This Super Mario Bros.
Since I’ve mostly been using a laptop, an iPad and an iMac, it’s been a while since I had a computer with an upgradeable graphics card. But back in the day, I was constantly gunning for the latest and greatest graphics processors to play games like Quake II and Duke Nukem 3D at the fastest frame rate possible.
Full disclosure: as much as people loved Tetris, I sucked at the game. Every time the blocks started falling from the sky, I’d survive for about two minutes before I got overwhelmed, and they hit the top and my game was over.
Toymaker Super7’s ReAction line of action figures is designed to capture the feel and style of 1970s and 1980s action figures from brands like Kenner and Mego. So in other words, don’t expect them to be screen-accurate or well-articulated.
You know what the ghosts from Pac-Man could use? Plants growing out of their heads, that’s what. Yeah, that makes them much more adorable, and less intimidating for sure. That’s why I love these Pac-Man ghost planters from Dips and Prints.
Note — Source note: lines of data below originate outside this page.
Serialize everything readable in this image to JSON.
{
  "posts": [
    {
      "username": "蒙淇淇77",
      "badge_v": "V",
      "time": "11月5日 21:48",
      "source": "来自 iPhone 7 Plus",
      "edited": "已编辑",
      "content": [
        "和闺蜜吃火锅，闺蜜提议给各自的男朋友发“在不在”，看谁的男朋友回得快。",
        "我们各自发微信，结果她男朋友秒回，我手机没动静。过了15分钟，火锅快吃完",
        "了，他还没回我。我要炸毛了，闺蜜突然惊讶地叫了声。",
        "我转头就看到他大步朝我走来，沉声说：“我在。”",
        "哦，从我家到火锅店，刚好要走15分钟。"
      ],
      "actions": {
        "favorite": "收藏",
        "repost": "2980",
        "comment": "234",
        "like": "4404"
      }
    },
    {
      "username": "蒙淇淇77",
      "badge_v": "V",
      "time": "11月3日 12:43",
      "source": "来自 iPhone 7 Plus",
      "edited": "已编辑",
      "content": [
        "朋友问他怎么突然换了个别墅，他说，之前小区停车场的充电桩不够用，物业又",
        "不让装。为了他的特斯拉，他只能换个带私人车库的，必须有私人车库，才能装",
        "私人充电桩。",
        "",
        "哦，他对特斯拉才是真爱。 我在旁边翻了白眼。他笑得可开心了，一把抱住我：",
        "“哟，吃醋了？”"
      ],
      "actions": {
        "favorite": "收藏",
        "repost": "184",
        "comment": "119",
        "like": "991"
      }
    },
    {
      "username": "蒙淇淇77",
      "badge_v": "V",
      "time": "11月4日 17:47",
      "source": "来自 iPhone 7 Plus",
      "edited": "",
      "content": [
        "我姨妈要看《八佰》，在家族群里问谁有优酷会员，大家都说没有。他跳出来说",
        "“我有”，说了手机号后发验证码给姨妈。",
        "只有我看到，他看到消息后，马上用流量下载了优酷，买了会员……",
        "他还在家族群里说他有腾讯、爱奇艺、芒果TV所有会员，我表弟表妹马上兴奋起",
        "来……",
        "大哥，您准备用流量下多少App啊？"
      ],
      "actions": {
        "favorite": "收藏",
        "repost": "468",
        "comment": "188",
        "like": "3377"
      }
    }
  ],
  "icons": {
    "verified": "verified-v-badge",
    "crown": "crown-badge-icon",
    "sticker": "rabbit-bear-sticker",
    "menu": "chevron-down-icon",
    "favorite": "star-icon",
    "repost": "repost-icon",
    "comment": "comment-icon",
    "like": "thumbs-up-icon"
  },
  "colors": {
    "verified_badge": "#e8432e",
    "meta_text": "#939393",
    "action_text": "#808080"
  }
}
Inky, Blinky, Pinky, and Clyde are all here, and ready to help provide a home for your indoor succulents.
I always loved playing Atari’s vector-based arcade games back in the 1980s. Games like Tempest, BattleZone, and Quantum were some of my favorites. And then there was Star Wars. I loved shooting down TIE fighters, zapping radar towers, and zooming into the belly of the Death Star to take aim at its exhaust port in hopes of blowing the thing to smithereens.
If you grew up in the 1970s or 1980s, Atari was located somewhere near the center of your universe. The brand kicked off the home video game revolution with the Atari 2600, and also created some of the best and most memorable arcade games.
I love playing classic arcade games. In fact, I love them so much, I spent several thousand dollars having a custom-built arcade cabinet put together. But you don’t have to spend nearly that much to have a professional looking cabinet these days, thanks to folks like Rec Room Masters and systems like their Xtension Gameplay cabinets.
The cabinets come in kit form, and make it easy for you to put together a great looking, full-size arcade system that won’t break the bank.
The Nintendo Switch is a fantastic little gaming system, with a great library of exclusive games, and the ability to switch between a portable and home console in one. The standard Joy-Con gaming controllers that come with it are pretty good already – if a little small for those of us with bigger hands.
I love classic arcade games from the 1980s. Not only did they define my youth, there’s just something special about how much enjoyment you were able to eke out of games with such simple gameplay mechanics.
Not too long ago, I moved into a new decade of life, and am feeling a bit long in the tooth – especially after seeing how many candles were on my birthday cake. I suppose I might not have cared so much if the candles were as cool as these ones.
These fun pixel art candles are made using fused perler beads by Burrito Princess, and are the perfect way to decorate a cake or cupcakes for any geeky birthday celebrant.
Due to graphical limitations, video games from the Nintendo 8-bit era pretty much played out on a 2-dimensional plane. But now, you can play some of these classics in 3D, thanks to an application called 3dSen.
Do you love retro arcade games? I certainly do. While the pixel art character sprites get a whole lot of love, the fonts used to display your score and life status deserve much more appreciation.
Typeface designer Toshi Omagari’s book catalogs dozens of the chunky pixelated fonts used in arcade games from the 1970s through the 1990s.
These days, lots of people are replacing their bedside clocks with smartphones or other mobile gadgets which keep time. But there’s something about being able to just open an eyeball in the middle of the night and glance at the time that makes me still prefer a standalone clock.
It’s been about two decades since I had to use a 3.5″ floppy disk for anything. I used to have boxes and boxes of the things packing everything from Microsoft Windows ridiculously bloated installers to various “warez” that I really shouldn’t have had in my possession.
The Vocoder was wildly popular in the disco era, and was given a new lease on life by Daft Punk and other electronic bands. But it turns out that there was a similar device that was used all the way back in the 1940s, called the Sonovox.